The last construction period relates to the creation of the Trantic complex containing dark cells in the 6th and 7th centuries which was overseen by invading Hun rulers.

 

Two different notions prevail regarding the destruction of the site. According to historians White Huns of Central Asia destroyed the site along with other Gandhara sites. But according to the other account, one of the kings destroyed 1600 Stupas and monasteries and killed about two-thirds of the Gandhara population. Thus, it was abandoned.

 

Architecture

The remains comprise four main areas of the complex which are:

  • The main “Stupa Court” is a cluster of Stupas around a central courtyard.
  • The monastic chambers comprising of individual cells around a courtyard.
  • A temple complex consisting of several Stupas
  • The dark cells with low openings in the basement were built solely for meditation

 

It is also believed that several other double-story structures which may have served as residences or assembly halls also exist in the main complex as well as in the surroundings. The structure is all built using indigenous dressed and semi-dressed stone blocks set in grey-colored limestone in mud mortar in Gandhara patterns. The reputation of this splendid complex, indeed, is based on its state of preservation and its prime location. Its location, hence, made it invincible to successful invasions.

 

The stone sculptures were removed to the Peshawar Museum and the stone inscription of the Gondophares is preserved in the Lahore Museum.

 

Sehr-i-Bahlol

The second component is the neighboring city remains at Sahr-i-Bahlol. It is also pronounced as Seri Bahlol or Sehr-i-Behlol. The ruins at Sahr-i-Bahlol are the remains of a small fortified town from the Kushan period. The mound is about 9 meters high surrounded by a stone fortified wall. It was constructed around 3,000 years ago covering 9.7 hectares. The wall is gradually damaged in several places.

 

The site contains remains of Buddha that have not properly been excavated. The local people, however, carried out illegal excavations to own the property by building houses. As a result of excavations, people are said to have found antiques such as statues, coins, jewelry, and utensils. The covered site is surrounded by fertile fields. The site is now in danger of extinction due to continuous construction.

 

The name Seri Bahlol refers to the combination of two Hindi words Sehir, Sheri, or Sri. and Bahlol. “Sheri or Sri” means Sir and “Bahlol” is the name of a prominent political and religious leader in the area. On the contrary, another account explains Sahri-i-Bahlol as the city of Bahlol.

 

Access

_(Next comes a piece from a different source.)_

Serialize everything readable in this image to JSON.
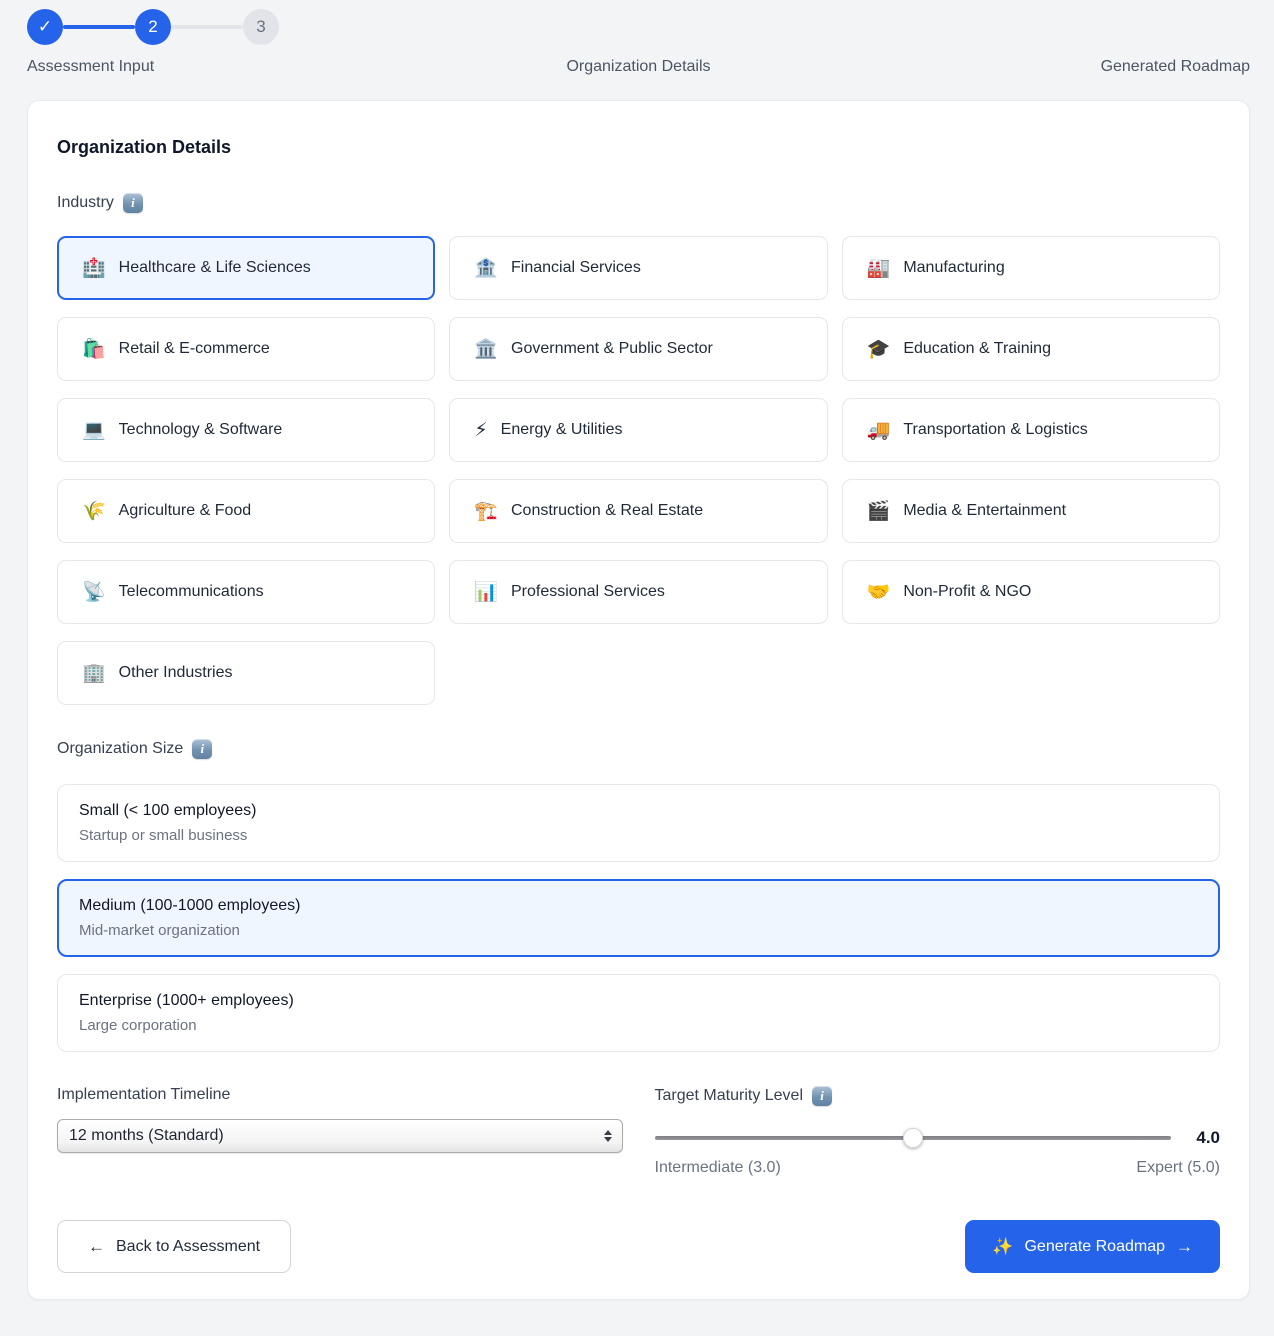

Takht-e-Bahi Monastery is about 2 km east of Takht-e-Bahi bazaar on Mardan-Swat road and about 15km north of Mardan city. The Mardan city itself is about 70 kilometers from the main Peshawar city and can be reached in an hour and a half. Mardan is about 150 kilometers from Islamabad and takes some 2.5 hours to reach. A day excursion from both cities is possible and both sites can be explored.

 

Entry Timings:

Summer: (1st April – 30th September) 08:00 am to 06:30 pm

Winters: (1st October – 31st March) 09:00 am to 04:30 pm

 

Holidays:

The monetary remains open on holidays except during the visits of high-profile delegations or on special instructions of higher authorities

 

Entry tickets:

For locals: Rs. 20

Foreign tourist: Rs. 500.

Parking charges: Rs. 50

Photography charges by DSLR camera only: Rs. 500

1 thought on “Takht-i-Bahi and Sahr-i-Bahlol

Leave a Reply

Your email address will not be published. Required fields are marked *